As a Persian American, I heard this classic folktale as a young child. This retelling accurately portrays the tale of my childhood. Books that would pair nicely with The Knight, the Princess and the Magic Rock would be The Legend of the Magic Carpet by Tomie DePaola and illustrated by Claire Ewart (1993) and Ali Baba and the Forty Thieves by Claudia Venturini (2008). These books can be used together because they share a classic Persian folktale origin that can be relatable to Persian American students. The books also highlight a protagonist or multiple protagonists who overcome some sort of difficulty in their journey, a theme relatable to all students who encounter some sort of hardship whether they are Persian or not.
Azizi is an award-winning author that grew up surrounded by literature at a very young age. She loved to write stories and act them out with her family when she was a child. Azizi was born and raised in Iran, which heavily influenced her writing. She continued her education when she moved to Canada with her husband. Her studies included different languages, like German and Latin at the University of Toronto. Azizi focuses on writing literature that is centered on Persian culture.
Alireza Sadeghian, the illustrator of this classic children’s book, is Iranian as well. Sadeghian is half Persian and half Arabic. This adds to his understanding and the authenticity of his knowledge of Persian clothing, historic sites, and styles in The Knight, the Princess and the Magic Rock. The author’s and illustrator’s backgrounds help them depict this classic folktale in its original Persian manner and style. Sadeghian continues to live in Iran with his wife and two children. He knew that he wanted to pursue illustrating children’s literature when he began to teach elementary art. Sadeghian was particularly inspired by the simplistic point of view that children had when it came to creating their interpretations of art. His main goal for his illustrations are to depict and preserve different cultural heritages for years to come.
Manijeh Rustomji, Texas Woman’s University, Denton, TX

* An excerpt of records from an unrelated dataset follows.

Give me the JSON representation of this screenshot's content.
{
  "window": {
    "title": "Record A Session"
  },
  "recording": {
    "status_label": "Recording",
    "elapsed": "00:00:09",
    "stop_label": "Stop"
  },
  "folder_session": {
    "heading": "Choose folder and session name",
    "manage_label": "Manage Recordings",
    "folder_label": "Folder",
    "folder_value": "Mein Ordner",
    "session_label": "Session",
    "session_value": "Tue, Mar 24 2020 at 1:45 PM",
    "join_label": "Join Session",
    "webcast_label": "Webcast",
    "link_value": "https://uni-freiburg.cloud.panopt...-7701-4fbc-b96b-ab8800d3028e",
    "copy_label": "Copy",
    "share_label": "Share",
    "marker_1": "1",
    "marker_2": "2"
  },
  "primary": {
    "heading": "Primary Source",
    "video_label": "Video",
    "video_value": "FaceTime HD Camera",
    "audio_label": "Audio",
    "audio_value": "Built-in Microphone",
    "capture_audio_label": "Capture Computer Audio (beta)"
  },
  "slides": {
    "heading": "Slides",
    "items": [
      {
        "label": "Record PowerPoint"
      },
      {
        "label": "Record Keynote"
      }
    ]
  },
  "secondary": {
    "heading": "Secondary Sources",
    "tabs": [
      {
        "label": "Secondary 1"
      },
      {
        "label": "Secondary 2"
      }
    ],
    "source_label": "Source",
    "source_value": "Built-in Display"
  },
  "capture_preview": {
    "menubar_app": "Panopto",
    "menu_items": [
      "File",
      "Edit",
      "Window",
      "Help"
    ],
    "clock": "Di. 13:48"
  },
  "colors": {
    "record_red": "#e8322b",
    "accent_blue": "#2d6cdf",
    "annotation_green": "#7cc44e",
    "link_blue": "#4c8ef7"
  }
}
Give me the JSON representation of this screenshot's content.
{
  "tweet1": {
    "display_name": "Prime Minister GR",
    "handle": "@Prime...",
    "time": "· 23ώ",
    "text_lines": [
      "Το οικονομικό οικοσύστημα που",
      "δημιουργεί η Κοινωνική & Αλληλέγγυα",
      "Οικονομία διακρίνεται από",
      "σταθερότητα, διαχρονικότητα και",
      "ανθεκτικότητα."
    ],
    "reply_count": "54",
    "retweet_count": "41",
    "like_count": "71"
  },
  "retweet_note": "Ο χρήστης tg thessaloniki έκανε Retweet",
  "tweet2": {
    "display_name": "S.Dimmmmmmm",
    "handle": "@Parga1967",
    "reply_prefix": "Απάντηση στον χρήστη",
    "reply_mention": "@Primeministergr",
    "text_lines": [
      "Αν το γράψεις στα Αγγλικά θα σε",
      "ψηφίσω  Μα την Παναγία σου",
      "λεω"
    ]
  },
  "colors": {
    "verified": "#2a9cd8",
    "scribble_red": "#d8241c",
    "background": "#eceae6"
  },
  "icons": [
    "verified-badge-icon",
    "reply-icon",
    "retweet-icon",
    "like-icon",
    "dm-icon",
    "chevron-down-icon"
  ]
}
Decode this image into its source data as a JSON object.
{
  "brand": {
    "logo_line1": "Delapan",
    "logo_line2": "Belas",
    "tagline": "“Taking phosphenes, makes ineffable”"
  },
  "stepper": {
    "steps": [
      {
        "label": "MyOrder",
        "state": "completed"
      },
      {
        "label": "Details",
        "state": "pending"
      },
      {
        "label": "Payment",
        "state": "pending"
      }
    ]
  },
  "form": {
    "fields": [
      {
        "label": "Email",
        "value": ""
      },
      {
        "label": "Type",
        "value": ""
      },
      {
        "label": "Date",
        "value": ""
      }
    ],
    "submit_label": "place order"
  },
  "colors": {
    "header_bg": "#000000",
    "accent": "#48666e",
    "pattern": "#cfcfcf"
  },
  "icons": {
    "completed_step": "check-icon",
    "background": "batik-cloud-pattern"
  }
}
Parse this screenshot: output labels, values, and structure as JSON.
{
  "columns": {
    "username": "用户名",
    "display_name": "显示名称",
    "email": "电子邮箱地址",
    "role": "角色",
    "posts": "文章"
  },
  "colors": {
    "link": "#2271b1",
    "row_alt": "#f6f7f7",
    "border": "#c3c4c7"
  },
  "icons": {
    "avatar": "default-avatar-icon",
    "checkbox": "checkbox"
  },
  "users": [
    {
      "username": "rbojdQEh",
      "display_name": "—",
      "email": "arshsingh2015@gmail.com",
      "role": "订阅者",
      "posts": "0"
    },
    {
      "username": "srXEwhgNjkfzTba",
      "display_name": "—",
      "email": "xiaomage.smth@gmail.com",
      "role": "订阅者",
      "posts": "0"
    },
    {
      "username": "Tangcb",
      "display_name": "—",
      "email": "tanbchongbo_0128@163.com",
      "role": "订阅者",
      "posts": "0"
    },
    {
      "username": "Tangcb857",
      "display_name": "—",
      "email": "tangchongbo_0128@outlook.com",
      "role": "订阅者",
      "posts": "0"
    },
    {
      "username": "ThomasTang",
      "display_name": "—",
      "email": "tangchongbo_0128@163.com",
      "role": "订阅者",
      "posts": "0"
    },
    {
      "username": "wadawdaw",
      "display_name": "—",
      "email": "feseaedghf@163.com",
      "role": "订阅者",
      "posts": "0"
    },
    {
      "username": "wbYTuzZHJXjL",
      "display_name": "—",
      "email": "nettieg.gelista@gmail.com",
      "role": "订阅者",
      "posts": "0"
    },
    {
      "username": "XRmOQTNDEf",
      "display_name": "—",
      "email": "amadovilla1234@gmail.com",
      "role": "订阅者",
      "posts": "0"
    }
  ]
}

WOW Review, Volume X, Issue 3 by Worlds of Words is licensed under a Creative Commons Attribution-NonCommercial-ShareAlike 4.0 International License.
Based on a work at http://wowlit.org/volume-x-issue-3/.